→ **RECORDS PROVIDED**:
──────────────────────────────
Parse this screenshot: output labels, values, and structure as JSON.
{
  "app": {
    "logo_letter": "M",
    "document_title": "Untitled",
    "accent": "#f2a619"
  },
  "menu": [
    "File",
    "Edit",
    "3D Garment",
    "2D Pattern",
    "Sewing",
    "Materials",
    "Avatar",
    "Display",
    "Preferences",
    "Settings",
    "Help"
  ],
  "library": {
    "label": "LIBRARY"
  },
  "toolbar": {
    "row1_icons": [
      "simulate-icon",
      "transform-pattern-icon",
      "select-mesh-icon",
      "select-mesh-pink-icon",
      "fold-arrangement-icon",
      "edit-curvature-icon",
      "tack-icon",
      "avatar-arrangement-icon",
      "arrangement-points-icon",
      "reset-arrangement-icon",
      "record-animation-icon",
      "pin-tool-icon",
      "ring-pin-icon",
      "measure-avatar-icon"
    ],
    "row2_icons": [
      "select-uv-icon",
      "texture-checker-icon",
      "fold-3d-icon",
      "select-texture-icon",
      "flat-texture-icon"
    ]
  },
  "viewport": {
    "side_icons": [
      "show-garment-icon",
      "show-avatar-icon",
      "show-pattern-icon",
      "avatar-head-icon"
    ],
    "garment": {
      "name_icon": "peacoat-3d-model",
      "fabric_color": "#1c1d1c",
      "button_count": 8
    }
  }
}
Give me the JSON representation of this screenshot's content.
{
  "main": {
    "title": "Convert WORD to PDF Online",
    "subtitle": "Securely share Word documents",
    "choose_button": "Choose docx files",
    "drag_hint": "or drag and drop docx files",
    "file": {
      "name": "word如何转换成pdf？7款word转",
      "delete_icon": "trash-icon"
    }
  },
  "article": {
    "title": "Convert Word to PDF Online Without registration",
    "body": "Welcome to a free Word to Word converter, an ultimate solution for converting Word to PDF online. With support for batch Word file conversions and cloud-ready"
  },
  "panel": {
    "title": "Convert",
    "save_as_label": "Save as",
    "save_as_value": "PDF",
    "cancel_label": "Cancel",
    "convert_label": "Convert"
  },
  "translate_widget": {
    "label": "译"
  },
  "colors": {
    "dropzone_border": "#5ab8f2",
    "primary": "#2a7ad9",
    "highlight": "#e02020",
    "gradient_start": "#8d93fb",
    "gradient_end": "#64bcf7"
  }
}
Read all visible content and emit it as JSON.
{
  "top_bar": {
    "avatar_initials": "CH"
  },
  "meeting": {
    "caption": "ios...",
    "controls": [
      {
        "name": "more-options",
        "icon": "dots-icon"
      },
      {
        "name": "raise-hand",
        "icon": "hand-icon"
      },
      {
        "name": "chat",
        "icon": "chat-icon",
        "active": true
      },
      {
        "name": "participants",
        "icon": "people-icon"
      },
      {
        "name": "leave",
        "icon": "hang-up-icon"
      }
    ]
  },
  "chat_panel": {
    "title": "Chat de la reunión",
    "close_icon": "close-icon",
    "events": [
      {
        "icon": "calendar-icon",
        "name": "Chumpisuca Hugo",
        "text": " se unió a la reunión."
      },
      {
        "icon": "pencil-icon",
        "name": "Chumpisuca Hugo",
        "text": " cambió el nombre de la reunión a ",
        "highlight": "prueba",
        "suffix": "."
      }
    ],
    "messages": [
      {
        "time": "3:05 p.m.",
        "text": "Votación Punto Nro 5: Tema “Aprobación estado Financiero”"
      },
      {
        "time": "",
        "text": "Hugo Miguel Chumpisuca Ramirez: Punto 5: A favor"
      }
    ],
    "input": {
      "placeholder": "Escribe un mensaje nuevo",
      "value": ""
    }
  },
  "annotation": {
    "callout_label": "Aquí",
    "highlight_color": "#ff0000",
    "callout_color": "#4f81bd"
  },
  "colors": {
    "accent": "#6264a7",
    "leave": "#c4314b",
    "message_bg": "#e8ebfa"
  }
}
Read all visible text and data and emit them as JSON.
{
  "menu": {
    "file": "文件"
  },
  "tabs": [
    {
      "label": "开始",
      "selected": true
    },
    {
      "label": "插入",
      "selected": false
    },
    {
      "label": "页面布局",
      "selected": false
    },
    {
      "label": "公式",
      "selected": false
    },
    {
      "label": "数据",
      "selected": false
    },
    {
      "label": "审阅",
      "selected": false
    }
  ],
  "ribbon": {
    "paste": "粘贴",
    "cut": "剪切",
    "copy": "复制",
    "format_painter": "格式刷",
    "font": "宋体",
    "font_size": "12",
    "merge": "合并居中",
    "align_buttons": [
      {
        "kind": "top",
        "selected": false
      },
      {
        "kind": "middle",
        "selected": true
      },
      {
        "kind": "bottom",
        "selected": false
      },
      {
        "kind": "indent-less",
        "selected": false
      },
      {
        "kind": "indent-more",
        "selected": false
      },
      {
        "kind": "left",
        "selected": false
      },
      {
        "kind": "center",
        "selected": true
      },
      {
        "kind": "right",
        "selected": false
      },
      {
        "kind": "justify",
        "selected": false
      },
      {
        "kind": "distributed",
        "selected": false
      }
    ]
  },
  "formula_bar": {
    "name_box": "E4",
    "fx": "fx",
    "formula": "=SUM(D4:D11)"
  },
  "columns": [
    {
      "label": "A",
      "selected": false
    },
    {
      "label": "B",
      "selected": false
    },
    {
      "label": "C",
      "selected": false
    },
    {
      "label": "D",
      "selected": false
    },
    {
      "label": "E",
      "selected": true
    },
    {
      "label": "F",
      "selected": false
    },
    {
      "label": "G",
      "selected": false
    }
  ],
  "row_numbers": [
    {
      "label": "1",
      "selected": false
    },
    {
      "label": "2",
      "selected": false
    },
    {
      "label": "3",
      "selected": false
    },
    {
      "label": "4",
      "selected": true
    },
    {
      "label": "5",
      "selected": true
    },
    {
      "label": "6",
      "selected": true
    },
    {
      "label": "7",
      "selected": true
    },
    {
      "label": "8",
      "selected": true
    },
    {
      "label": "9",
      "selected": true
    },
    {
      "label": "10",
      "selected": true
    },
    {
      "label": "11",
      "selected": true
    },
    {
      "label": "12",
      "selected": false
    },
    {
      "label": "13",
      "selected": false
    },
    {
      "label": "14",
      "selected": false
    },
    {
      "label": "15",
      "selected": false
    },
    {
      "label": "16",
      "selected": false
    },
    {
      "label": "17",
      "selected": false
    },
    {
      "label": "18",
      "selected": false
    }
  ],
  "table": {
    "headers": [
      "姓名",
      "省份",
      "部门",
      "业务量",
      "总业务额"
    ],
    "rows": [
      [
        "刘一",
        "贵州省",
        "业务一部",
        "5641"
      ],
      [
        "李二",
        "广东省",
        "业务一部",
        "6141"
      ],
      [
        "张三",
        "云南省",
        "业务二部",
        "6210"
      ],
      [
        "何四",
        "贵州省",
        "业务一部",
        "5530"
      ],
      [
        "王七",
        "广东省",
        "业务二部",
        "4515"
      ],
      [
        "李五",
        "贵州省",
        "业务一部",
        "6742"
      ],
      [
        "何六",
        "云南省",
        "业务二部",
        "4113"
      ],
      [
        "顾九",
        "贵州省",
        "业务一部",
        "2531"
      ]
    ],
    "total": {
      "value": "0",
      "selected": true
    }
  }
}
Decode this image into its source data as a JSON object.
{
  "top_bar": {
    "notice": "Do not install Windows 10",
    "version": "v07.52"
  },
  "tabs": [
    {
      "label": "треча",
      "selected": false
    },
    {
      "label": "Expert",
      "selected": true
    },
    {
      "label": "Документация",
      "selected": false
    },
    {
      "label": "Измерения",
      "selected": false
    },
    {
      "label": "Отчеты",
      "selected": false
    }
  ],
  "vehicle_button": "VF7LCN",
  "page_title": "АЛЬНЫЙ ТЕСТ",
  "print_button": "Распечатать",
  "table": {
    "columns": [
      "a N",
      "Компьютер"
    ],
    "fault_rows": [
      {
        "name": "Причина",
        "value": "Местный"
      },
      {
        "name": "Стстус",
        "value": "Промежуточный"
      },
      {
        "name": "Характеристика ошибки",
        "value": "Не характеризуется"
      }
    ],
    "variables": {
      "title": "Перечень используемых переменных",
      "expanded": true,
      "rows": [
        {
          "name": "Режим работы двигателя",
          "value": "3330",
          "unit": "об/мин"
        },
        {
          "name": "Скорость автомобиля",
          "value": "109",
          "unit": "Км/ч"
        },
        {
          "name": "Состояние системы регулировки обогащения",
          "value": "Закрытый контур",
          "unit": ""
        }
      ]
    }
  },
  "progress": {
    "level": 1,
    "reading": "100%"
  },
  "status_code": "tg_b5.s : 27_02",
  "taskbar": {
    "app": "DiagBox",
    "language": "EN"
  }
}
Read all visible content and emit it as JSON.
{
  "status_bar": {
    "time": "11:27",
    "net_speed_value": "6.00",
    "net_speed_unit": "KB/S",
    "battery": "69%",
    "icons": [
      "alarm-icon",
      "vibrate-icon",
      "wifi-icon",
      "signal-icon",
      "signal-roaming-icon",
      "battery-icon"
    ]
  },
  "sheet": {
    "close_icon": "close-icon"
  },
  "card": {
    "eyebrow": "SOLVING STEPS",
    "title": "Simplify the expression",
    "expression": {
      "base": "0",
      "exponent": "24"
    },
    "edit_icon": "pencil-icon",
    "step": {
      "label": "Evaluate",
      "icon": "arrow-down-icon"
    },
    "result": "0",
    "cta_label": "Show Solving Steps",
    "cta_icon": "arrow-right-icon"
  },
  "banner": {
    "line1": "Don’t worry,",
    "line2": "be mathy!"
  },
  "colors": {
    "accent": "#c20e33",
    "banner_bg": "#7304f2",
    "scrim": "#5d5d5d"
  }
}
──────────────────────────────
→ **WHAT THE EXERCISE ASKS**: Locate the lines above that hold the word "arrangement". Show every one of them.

→ **SOLUTION TO THIS EXERCISE**:
      "fold-arrangement-icon",
      "avatar-arrangement-icon",
      "arrangement-points-icon",
      "reset-arrangement-icon",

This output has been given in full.